An ikon (icon) is a symbol within a belief system, and the buildings depicted in this series are sites of supernatural mystery within this doctrine. This kind of building can be found in jurisdictions worldwide – although to the uninitiated these appear like any other building within the settlement. The buildings in this series are all found in London, GB; other provinces where IKONIC BUILDINGS are known to exist include Amsterdam, Dublin, Belize, Nauru, Delaware, and the British Virgin Islands.
IKONIC BUILDINGS are inhabited by gatekeepers – oracles who may refuse to speak with anybody except those initiates of the same order, known as ‘tax advisors’ or ‘accountants’. These secret, sacred buildings are spatial vortexes where hundreds of thousands of spirits known as ‘companies’ are thought to reside.
Builders in the medieval era also exploited the extraordinary properties of glass: its radiance and ability to refract or be imbued with light. As the most fragile, expensive and exuberant aspect of the building, coloured glass was used to depict scenes or concepts of religious dogma – which were only visible from the inside.
Glass is a dualistic material. Its properties are inherently contradictory. It manifests the idea of transparency but often has the effect of a mirror, obscuring the interior of a building.
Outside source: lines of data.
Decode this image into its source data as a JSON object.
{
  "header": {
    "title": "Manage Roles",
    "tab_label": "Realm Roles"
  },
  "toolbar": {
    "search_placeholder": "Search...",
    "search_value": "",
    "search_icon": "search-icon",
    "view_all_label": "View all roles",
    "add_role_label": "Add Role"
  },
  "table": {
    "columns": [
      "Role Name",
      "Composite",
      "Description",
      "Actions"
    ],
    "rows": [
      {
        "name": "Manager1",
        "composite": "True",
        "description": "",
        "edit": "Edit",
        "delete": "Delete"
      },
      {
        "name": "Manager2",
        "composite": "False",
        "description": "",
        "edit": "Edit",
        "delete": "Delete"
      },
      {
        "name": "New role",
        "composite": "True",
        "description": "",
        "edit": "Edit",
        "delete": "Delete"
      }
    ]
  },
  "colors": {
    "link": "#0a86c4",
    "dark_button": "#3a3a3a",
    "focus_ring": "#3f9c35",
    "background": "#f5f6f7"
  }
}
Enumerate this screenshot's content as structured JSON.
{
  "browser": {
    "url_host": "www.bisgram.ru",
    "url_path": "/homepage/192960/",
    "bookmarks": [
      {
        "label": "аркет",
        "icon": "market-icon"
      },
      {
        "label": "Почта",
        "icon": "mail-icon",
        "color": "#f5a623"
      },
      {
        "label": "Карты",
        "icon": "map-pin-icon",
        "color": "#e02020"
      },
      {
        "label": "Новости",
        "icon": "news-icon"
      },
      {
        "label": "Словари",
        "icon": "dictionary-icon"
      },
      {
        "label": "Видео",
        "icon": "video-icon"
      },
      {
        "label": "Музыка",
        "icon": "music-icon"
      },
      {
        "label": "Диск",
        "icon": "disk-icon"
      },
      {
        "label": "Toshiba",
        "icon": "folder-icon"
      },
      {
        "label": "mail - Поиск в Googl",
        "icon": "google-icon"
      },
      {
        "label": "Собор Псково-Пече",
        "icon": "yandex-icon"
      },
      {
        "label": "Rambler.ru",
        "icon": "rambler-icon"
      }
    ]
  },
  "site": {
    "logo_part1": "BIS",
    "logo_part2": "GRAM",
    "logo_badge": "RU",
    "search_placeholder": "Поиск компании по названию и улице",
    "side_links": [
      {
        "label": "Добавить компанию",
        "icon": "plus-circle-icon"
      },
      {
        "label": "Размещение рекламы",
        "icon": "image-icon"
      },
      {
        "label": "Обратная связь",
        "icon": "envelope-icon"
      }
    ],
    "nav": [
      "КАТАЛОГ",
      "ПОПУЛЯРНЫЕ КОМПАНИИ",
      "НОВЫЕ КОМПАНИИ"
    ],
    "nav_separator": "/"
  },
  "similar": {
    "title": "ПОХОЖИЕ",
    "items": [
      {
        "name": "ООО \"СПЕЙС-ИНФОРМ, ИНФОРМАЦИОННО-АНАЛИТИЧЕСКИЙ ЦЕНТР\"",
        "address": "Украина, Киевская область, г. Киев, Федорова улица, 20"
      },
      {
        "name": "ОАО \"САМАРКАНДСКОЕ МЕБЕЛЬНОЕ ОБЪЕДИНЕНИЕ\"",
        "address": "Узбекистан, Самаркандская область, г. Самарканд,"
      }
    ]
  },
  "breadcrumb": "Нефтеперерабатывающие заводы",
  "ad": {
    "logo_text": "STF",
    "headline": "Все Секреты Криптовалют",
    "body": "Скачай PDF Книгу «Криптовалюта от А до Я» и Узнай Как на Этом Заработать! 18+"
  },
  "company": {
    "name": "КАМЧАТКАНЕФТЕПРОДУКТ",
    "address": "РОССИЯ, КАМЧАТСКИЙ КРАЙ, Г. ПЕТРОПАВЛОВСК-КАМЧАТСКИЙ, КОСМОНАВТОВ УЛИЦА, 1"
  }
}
Glass is very commonly used in buildings known as ‘skyscrapers’ – totems within the same belief system.
In 1999, economist Andrew Lawrence described the coincidence of skyscraper building as predictors of financial crisis (for example, Chrysler Building 1928, World Trade Centre 1970, Canary Wharf 1990, Petronas Towers 1997, Burj Khalifa 2007). Lawrence’s ‘Skyscraper Index’ ultimately demonstrates that urban development can also be a manifestation of irrationality, emotional imbalance and neurotic speculation.
Urban development is often depicted as sensible, necessary and the product of a sophisticated system. However, nearly all development is equally based on collective fictions told to the tribe – from the 60+ storey type through to the sub-prime.
These geometric glass depictions of IKONIC BUILDINGS give specific form and place to the abstractions and confabulations of the financial industry, providing glimpses into metaphysical interstices within the physical city.